Finally, the time had come for Rubber to perform. As soon as the boys hit the stage, it was clear that they were ready. Having performed at venues such as Creep Records, Bourbon & Branch, and WRTI Studios in the past, it was clear that this would be another smooth full of energy. Without hesitation, Loper introduced the band and got right into it. They began with “Think Fast,” one of their unreleased tunes that will be on their forthcoming EP. It was a fast-paced song to begin with, bringing the energy in the room up with Loper’s intricate high notes and Della Franco’s funky bass licks. Next, the group went into their first single, “Control,” a tune about tackling anxiety and gaining confidence from it. Oozing with sweat, the guys showed no sign of letting up. One of the staples of a special live performance is a good cover, and Rubber was sure to deliver with a frequent favorite: their soulful rendition of OutKast’s “Hey Ya.” Improvising over the original, Loper’s fast, whimsical vocal runs prompted even more roars from the crowd, now spanning from the front to the back of the room. These guys were seriously untouchable; it was clear that they knew each tune front to back and were able to perform them flawlessly while still personalizing them for that night.
When it was time to perform their closer, of course they chose their newest edition, “Won’t Come Back.” Loper expressed his gratitude towards the fans, who have been supporting them heavily for months now as they perform all throughout the region. The studio version of the song features vocals from Philly rap group 4vr, rapper Regothereshego, and Del Rio herself. Rubber’s live rendition still held up and featured slick bass riffs from Della Franco. Of course, the guys were strongly encouraged to do one more, and that they did. They played out a cover of Jessie J’s “Do It Like A Dude.” Andrew expressed his opinions on gender, calling it “silly” and “something people worry about too much,” while perfectly matching J’s signature vibrato. A wave of claps and laughs ensued as the band finally strutted off the stage to end the night.
Overall, despite being another hot, sweaty summer night, it was still enjoyable and full of laughs. Each artist showcased their unique levels of musicality and skill, be it acoustically or with a full band. Now with two singles under their belt, we are patiently waiting for Rubber’s debut EP, which was said to be finished this September.

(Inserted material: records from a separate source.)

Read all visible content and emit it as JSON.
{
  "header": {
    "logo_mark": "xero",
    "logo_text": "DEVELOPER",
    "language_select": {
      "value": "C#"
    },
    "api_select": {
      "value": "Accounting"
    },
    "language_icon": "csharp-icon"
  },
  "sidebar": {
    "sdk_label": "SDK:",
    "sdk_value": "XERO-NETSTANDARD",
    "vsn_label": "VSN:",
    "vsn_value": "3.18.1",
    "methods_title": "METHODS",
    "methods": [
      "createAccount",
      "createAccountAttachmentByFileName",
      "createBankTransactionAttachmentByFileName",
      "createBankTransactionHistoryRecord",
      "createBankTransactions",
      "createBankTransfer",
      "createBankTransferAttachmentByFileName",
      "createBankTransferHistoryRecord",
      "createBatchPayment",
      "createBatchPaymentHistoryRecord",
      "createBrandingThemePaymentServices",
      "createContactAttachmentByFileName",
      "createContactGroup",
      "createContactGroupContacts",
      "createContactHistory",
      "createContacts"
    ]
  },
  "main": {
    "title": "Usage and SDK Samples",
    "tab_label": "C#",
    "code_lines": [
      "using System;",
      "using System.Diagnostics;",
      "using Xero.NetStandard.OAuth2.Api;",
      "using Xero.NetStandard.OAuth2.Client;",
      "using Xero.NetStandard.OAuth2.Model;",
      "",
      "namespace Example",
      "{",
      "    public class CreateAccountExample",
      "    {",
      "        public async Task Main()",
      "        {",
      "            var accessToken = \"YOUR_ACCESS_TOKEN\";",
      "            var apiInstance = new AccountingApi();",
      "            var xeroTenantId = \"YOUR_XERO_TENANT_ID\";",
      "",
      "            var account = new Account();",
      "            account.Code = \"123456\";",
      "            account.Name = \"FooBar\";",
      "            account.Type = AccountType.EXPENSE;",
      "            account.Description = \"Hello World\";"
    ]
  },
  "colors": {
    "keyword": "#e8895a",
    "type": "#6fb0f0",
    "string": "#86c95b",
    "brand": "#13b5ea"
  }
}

Hey Ya (Outkast Cover)
Won’t Come Back
Do It Like A Dude (Jessie J Cover)